The Big Comeback

Listeing to the major American media outlets, one would think Obama has a giant lead over Hillary. "Time to quit", "Give it up Hil" the headlines cry; day after day after day. The press having been reduced, by their own devices, to mere cheerleaders for the canidate of Hope, have turned their backs to the woman who married the man FROM Hope.

Both candidates have large contingents of delegates lined up. Counting the Superdelegates, 795 Party insiders who also have a say in the nomination process, Hillary trails Barack by 96 delegates. That's a little over 3% difference between them. Obama is winning the popular vote by a margin of 925,000 votes, out of almost 20 million cast so far. That translates into a lead of about 4.7% in popular votes for Senator Obama. Hillary leads the race to wine and dine the Superdelegates, currently swaying 57% of the 423 who have publicly announced their support for a lead of 241-182 amongst the Democratic Party elite.

That hardly looks like a landslide for Obama. What the heck are all those pundits talking about? I swear, from Olberman to O'reily, those people get themselves all carried away. Now, it is true, that Obama has won several primaries in a row, ask the New England Patriots what good a winning streak is. Further it is also a fact that if things continue the way they are going, Obama will break the 2025 finish line and Hillary will fall short. If Hillary continues to win 47% of the delegates, as she has so far, it is unlikely she would carry the 60+% of the Superdelegates like she has so far. But, if she can pick it up just a little bit and win half of the remaining delegates and maintains her near 60% favorability among the insiders, both candidates could break the 2025 mark. Of course, none of this even takes into account Michigan and Florida. This might be fun after all.

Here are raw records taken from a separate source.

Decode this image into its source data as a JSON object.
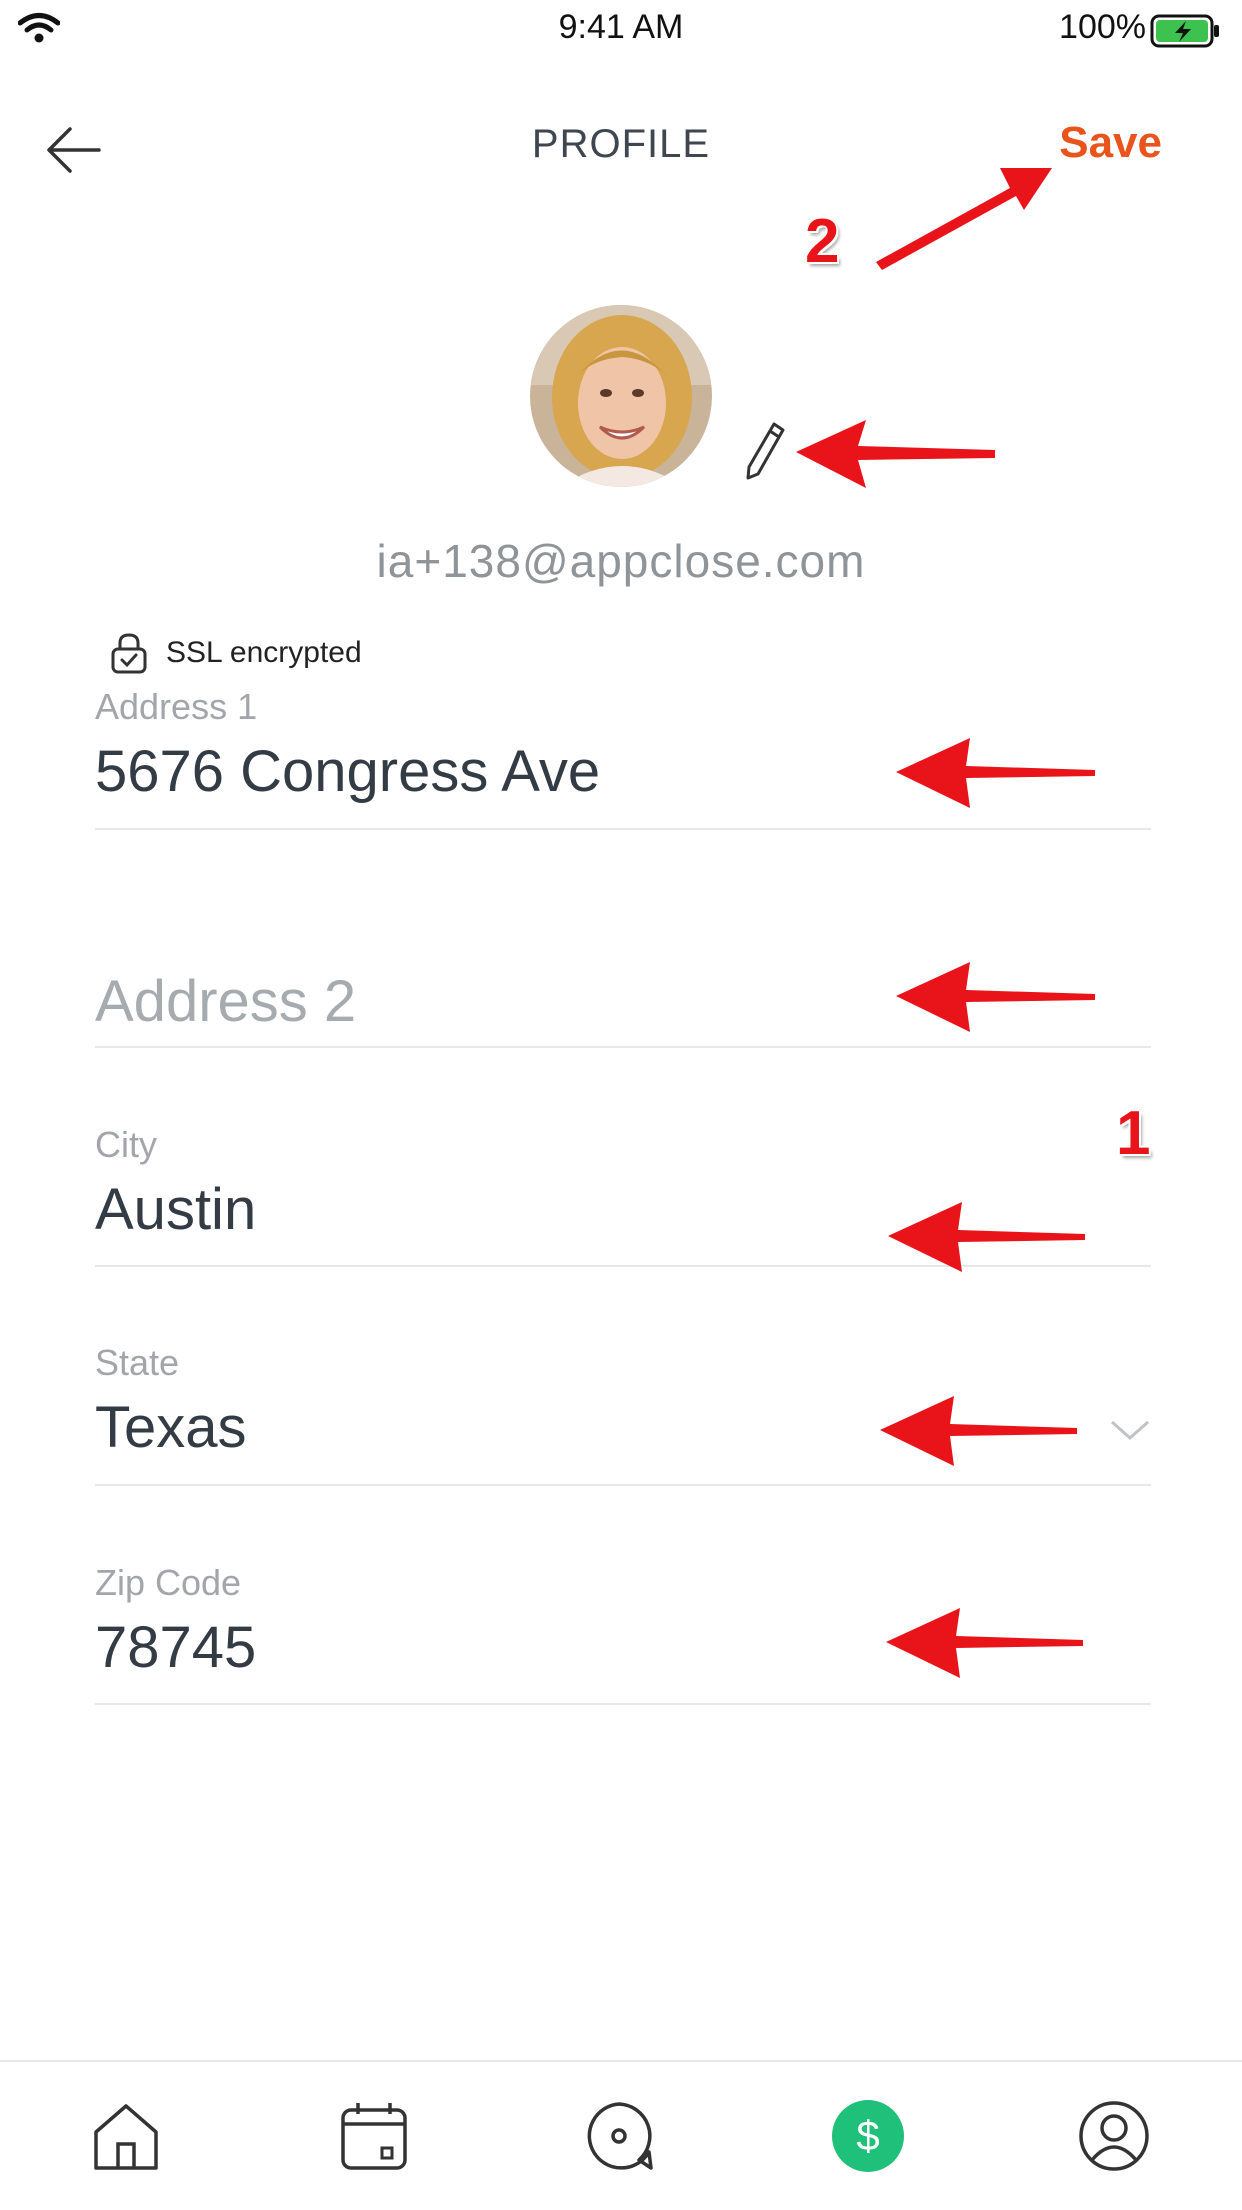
{
  "status_bar": {
    "time": "9:41 AM",
    "battery": "100%"
  },
  "nav": {
    "title": "PROFILE",
    "save_label": "Save"
  },
  "profile": {
    "email": "ia+138@appclose.com",
    "ssl_label": "SSL encrypted"
  },
  "form": {
    "address1": {
      "label": "Address 1",
      "value": "5676 Congress Ave"
    },
    "address2": {
      "placeholder": "Address 2"
    },
    "city": {
      "label": "City",
      "value": "Austin"
    },
    "state": {
      "label": "State",
      "value": "Texas"
    },
    "zip": {
      "label": "Zip Code",
      "value": "78745"
    }
  },
  "annotations": {
    "step_1": "1",
    "step_2": "2",
    "arrow_color": "#e8141a"
  },
  "tabbar": {
    "items": [
      "home-icon",
      "calendar-icon",
      "chat-icon",
      "payments-icon",
      "profile-icon"
    ],
    "active": "payments-icon"
  },
  "colors": {
    "accent": "#e8541b",
    "active_tab": "#1ec07a"
  }
}
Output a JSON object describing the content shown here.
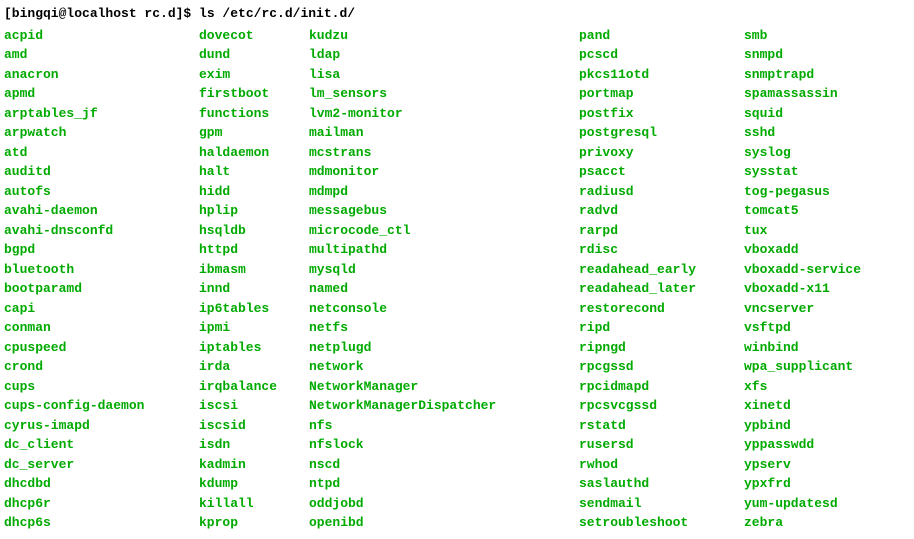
{
  "prompt": "[bingqi@localhost rc.d]$ ls /etc/rc.d/init.d/",
  "columns": [
    [
      "acpid",
      "amd",
      "anacron",
      "apmd",
      "arptables_jf",
      "arpwatch",
      "atd",
      "auditd",
      "autofs",
      "avahi-daemon",
      "avahi-dnsconfd",
      "bgpd",
      "bluetooth",
      "bootparamd",
      "capi",
      "conman",
      "cpuspeed",
      "crond",
      "cups",
      "cups-config-daemon",
      "cyrus-imapd",
      "dc_client",
      "dc_server",
      "dhcdbd",
      "dhcp6r",
      "dhcp6s"
    ],
    [
      "dovecot",
      "dund",
      "exim",
      "firstboot",
      "functions",
      "gpm",
      "haldaemon",
      "halt",
      "hidd",
      "hplip",
      "hsqldb",
      "httpd",
      "ibmasm",
      "innd",
      "ip6tables",
      "ipmi",
      "iptables",
      "irda",
      "irqbalance",
      "iscsi",
      "iscsid",
      "isdn",
      "kadmin",
      "kdump",
      "killall",
      "kprop"
    ],
    [
      "kudzu",
      "ldap",
      "lisa",
      "lm_sensors",
      "lvm2-monitor",
      "mailman",
      "mcstrans",
      "mdmonitor",
      "mdmpd",
      "messagebus",
      "microcode_ctl",
      "multipathd",
      "mysqld",
      "named",
      "netconsole",
      "netfs",
      "netplugd",
      "network",
      "NetworkManager",
      "NetworkManagerDispatcher",
      "nfs",
      "nfslock",
      "nscd",
      "ntpd",
      "oddjobd",
      "openibd"
    ],
    [
      "pand",
      "pcscd",
      "pkcs11otd",
      "portmap",
      "postfix",
      "postgresql",
      "privoxy",
      "psacct",
      "radiusd",
      "radvd",
      "rarpd",
      "rdisc",
      "readahead_early",
      "readahead_later",
      "restorecond",
      "ripd",
      "ripngd",
      "rpcgssd",
      "rpcidmapd",
      "rpcsvcgssd",
      "rstatd",
      "rusersd",
      "rwhod",
      "saslauthd",
      "sendmail",
      "setroubleshoot"
    ],
    [
      "smb",
      "snmpd",
      "snmptrapd",
      "spamassassin",
      "squid",
      "sshd",
      "syslog",
      "sysstat",
      "tog-pegasus",
      "tomcat5",
      "tux",
      "vboxadd",
      "vboxadd-service",
      "vboxadd-x11",
      "vncserver",
      "vsftpd",
      "winbind",
      "wpa_supplicant",
      "xfs",
      "xinetd",
      "ypbind",
      "yppasswdd",
      "ypserv",
      "ypxfrd",
      "yum-updatesd",
      "zebra"
    ]
  ]
}
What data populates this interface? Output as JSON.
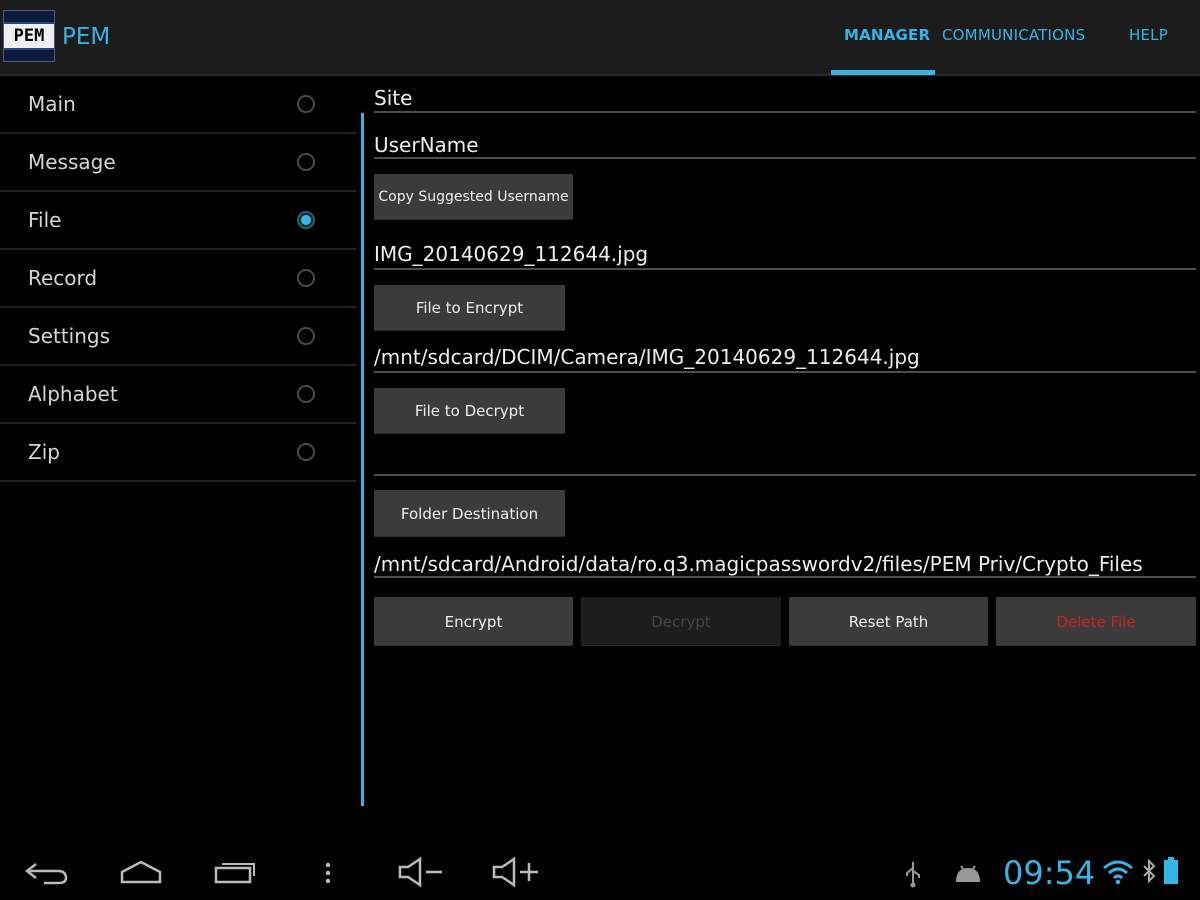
{
  "app": {
    "logo_text": "PEM",
    "title": "PEM"
  },
  "tabs": [
    {
      "label": "MANAGER",
      "active": true
    },
    {
      "label": "COMMUNICATIONS",
      "active": false
    },
    {
      "label": "HELP",
      "active": false
    }
  ],
  "nav": {
    "items": [
      {
        "label": "Main",
        "checked": false
      },
      {
        "label": "Message",
        "checked": false
      },
      {
        "label": "File",
        "checked": true
      },
      {
        "label": "Record",
        "checked": false
      },
      {
        "label": "Settings",
        "checked": false
      },
      {
        "label": "Alphabet",
        "checked": false
      },
      {
        "label": "Zip",
        "checked": false
      }
    ]
  },
  "form": {
    "site_label": "Site",
    "username_label": "UserName",
    "copy_username_button": "Copy Suggested Username",
    "selected_file": "IMG_20140629_112644.jpg",
    "file_to_encrypt_button": "File to Encrypt",
    "encrypt_path": "/mnt/sdcard/DCIM/Camera/IMG_20140629_112644.jpg",
    "file_to_decrypt_button": "File to Decrypt",
    "decrypt_path": "",
    "folder_destination_button": "Folder Destination",
    "destination_path": "/mnt/sdcard/Android/data/ro.q3.magicpasswordv2/files/PEM Priv/Crypto_Files"
  },
  "actions": {
    "encrypt": "Encrypt",
    "decrypt": "Decrypt",
    "reset_path": "Reset Path",
    "delete_file": "Delete File"
  },
  "system_bar": {
    "time": "09:54",
    "icons": [
      "back-icon",
      "home-icon",
      "recent-apps-icon",
      "menu-icon",
      "volume-down-icon",
      "volume-up-icon",
      "usb-icon",
      "android-debug-icon",
      "wifi-icon",
      "bluetooth-icon",
      "battery-icon"
    ]
  },
  "colors": {
    "accent": "#33b5e5",
    "danger": "#cc2222",
    "button": "#3b3b3b"
  }
}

The point is, that if Hillary can sway just a few more people than she has been, she has a very good chance to still win the nomination. Then we'll be treated to stories of her great comeback and the media can fawn over their new star. "How did you do it?" They'll ask her in interviews, hourly, "How did you overcome such a big deficit?" She'll crow. "I've been fighting uphill battles my whole life. I'm no stranger to adversity and challenge." And the media will be all stunned that such a thing could have happened, but still plenty pleased to lead a new cheer.

Honestly, I have no stakes in their race; but should Hillary make a comeback, it would not be the giant statistical feat she'll be given credit for by the same talking heads telling us Obama is a lock.

No comments: